- Independence — Job requires developing one's own ways of doing things, guiding oneself with little or no supervision, and depending on oneself to get things done.
- Stress Tolerance — Job requires accepting criticism and dealing calmly and effectively with high stress situations.
- Adaptability/Flexibility — Job requires being open to change (positive or negative) and to considerable variety in the workplace.
- Concern for Others — Job requires being sensitive to others' needs and feelings and being understanding and helpful on the job.
- Initiative — Job requires a willingness to take on responsibilities and challenges.
- Persistence — Job requires persistence in the face of obstacles.
- Innovation — Job requires creativity and alternative thinking to develop new ideas for and answers to work-related problems.
- Leadership — Job requires a willingness to lead, take charge, and offer opinions and direction.
- Achievement/Effort — Job requires establishing and maintaining personally challenging achievement goals and exerting effort toward mastering tasks.
- Social Orientation — Job requires preferring to work with others rather than alone, and being personally connected with others on the job.
- Support — Occupations that satisfy this work value offer supportive management that stands behind employees. Corresponding needs are Company Policies, Supervision: Human Relations and Supervision: Technical.
- Independence — Occupations that satisfy this work value allow employees to work on their own and make decisions. Corresponding needs are Creativity, Responsibility and Autonomy.
- Working Conditions — Occupations that satisfy this work value offer job security and good working conditions. Corresponding needs are Activity, Compensation, Independence, Security, Variety and Working Conditions.
Wages & Employment Trends
|Median wages (2015)||$26.24 hourly, $54,570 annual|
|Employment (2014)||219,000 employees|
|Projected growth (2014-2024)||Decline (-2% or lower)|

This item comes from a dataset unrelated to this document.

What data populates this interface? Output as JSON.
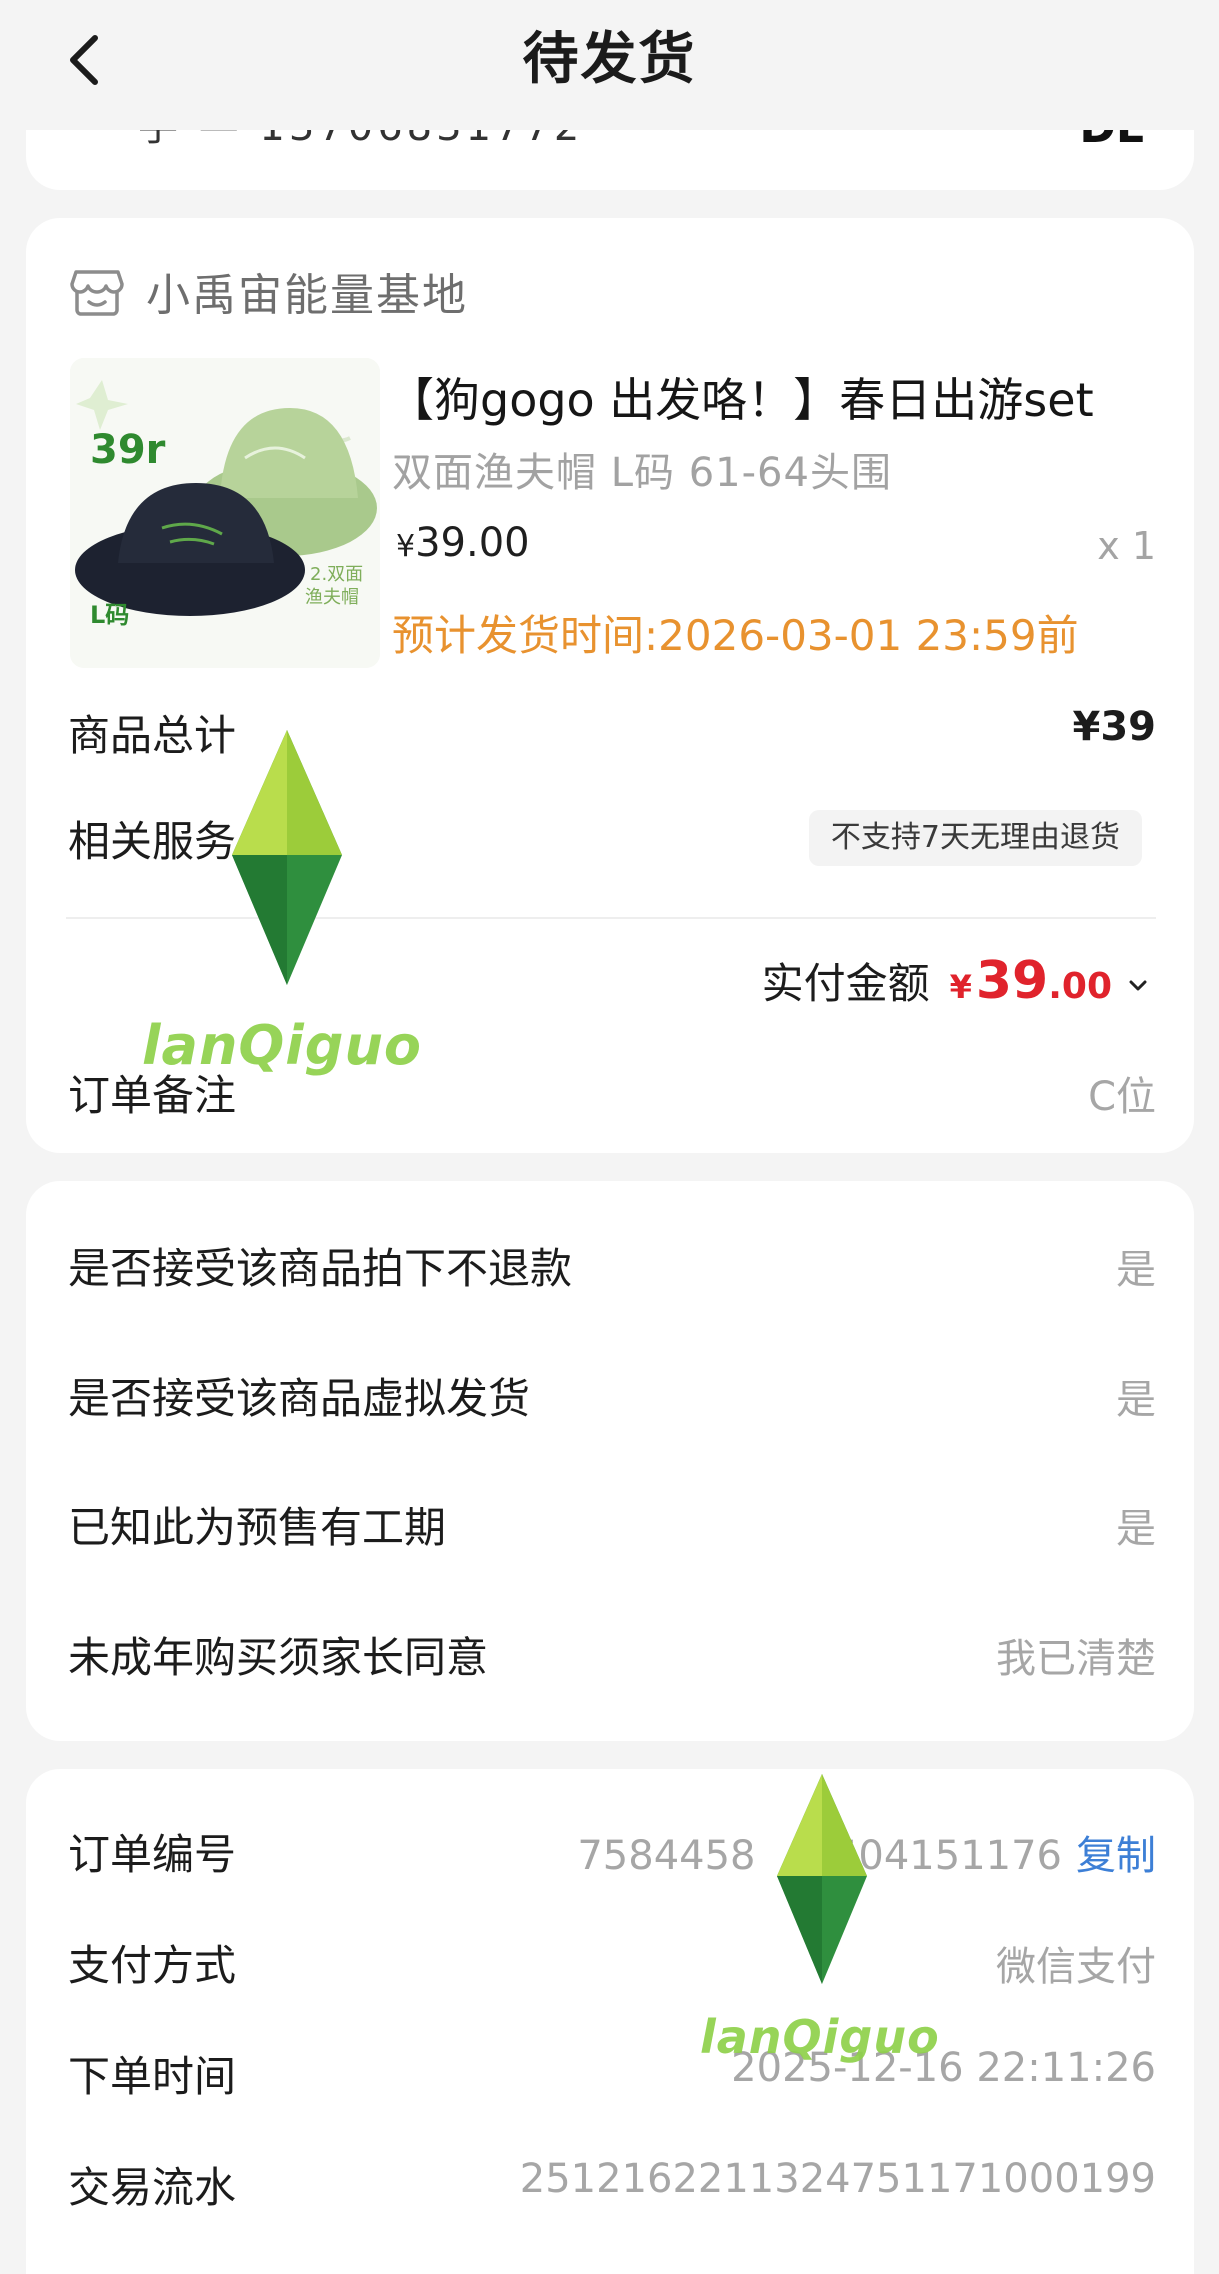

|Projected job openings (2014-2024)||19,700|
|Top industries (2014)|
Source: Bureau of Labor Statistics 2015 wage data and 2014-2024 employment projections . "Projected growth" represents the estimated change in total employment over the projections period (2014-2024). "Projected job openings" represent openings due to growth and replacement.
Job Openings on the Web
Sources of Additional Information
Disclaimer: Sources are listed to provide additional information on related jobs, specialties, and/or industries. Links to non-DOL Internet sites are provided for your convenience and do not constitute an endorsement.
- Telecommunications equipment installers and repairers, except line installers . Bureau of Labor Statistics, U.S. Department of Labor. Occupational Outlook Handbook, 2016-17 Edition.